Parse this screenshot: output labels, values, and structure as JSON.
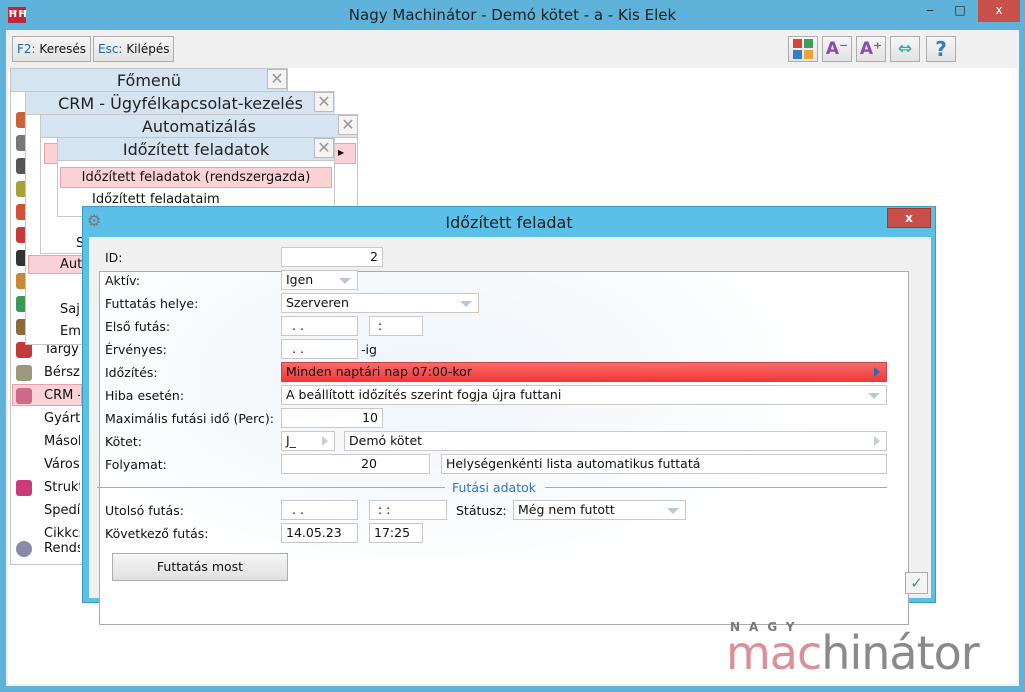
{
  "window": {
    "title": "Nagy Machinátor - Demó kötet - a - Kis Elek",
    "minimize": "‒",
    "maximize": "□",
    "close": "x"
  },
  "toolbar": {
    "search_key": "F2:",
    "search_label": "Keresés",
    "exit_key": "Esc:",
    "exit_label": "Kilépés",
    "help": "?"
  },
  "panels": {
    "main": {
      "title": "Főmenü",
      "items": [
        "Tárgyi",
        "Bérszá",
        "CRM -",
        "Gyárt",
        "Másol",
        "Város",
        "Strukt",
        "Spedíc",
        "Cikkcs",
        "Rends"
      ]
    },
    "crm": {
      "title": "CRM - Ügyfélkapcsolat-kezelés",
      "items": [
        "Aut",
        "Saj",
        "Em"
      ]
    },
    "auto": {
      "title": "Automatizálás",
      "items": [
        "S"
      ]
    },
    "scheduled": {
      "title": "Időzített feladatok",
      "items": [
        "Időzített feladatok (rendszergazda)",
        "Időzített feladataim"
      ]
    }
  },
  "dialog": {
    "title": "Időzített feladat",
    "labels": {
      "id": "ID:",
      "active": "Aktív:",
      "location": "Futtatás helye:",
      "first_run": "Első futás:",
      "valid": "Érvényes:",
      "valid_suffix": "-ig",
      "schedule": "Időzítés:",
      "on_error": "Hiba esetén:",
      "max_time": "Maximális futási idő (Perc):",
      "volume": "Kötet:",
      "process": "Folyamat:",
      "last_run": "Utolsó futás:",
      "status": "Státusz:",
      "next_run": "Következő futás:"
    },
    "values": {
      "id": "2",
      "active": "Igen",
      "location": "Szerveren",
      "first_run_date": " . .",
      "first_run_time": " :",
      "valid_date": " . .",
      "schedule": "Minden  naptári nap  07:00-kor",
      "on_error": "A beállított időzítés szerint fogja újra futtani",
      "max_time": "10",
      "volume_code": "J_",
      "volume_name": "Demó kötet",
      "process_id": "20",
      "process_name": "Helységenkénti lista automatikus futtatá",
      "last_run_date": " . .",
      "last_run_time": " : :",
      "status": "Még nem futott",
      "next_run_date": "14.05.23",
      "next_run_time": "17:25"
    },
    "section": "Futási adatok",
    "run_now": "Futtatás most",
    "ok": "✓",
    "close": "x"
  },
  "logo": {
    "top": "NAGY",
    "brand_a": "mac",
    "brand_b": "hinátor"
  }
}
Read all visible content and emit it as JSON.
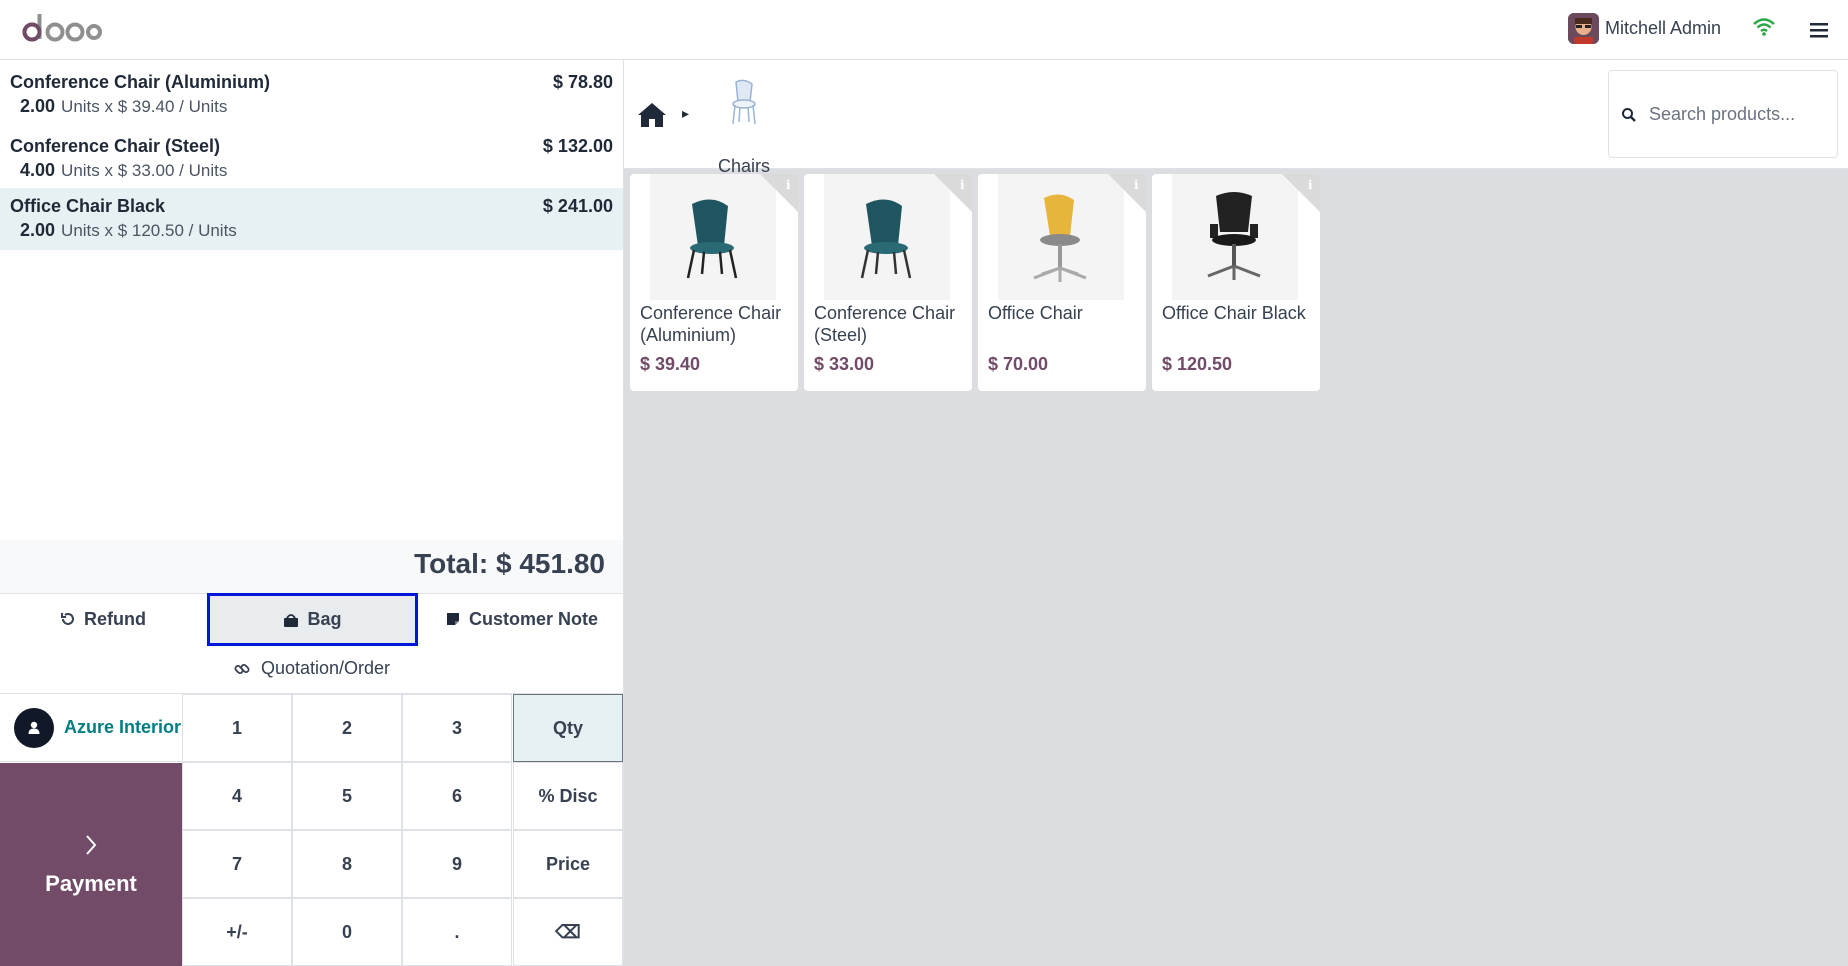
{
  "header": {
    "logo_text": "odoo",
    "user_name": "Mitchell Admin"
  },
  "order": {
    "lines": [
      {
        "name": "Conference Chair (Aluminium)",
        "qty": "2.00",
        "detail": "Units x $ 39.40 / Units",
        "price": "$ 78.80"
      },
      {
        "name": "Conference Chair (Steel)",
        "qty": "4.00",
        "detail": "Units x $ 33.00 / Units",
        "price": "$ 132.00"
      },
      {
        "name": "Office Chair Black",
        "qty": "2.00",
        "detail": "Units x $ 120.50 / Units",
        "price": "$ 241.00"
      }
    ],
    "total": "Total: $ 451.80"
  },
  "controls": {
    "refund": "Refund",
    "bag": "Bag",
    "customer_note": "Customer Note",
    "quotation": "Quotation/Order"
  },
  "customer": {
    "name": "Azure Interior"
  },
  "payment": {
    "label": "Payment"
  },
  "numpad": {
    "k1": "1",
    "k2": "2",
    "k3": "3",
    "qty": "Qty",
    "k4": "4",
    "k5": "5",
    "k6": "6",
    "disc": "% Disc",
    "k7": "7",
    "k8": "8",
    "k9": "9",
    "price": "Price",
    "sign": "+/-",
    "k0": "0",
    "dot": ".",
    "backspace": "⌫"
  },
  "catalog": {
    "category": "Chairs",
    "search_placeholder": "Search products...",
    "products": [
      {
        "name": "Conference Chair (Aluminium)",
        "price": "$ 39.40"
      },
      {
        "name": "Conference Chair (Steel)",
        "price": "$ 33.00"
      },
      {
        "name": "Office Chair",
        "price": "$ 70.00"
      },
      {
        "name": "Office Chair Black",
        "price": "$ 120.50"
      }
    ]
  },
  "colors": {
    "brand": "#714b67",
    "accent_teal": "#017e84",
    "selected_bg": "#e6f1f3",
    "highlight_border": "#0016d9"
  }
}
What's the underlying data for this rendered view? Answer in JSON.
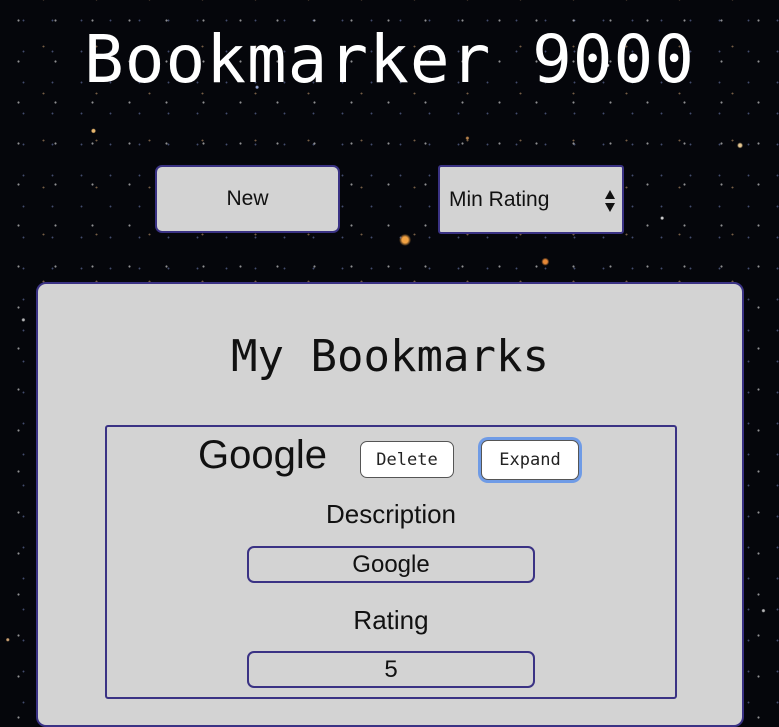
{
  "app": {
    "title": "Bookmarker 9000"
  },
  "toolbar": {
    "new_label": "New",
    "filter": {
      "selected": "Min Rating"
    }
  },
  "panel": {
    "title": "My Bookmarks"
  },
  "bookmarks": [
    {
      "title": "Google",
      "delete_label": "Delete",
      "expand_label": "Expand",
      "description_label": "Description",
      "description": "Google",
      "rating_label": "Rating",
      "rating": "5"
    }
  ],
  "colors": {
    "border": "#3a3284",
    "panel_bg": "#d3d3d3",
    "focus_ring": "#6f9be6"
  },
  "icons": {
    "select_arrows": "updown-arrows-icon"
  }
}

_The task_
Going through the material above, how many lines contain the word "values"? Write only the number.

_Exercise solution_
2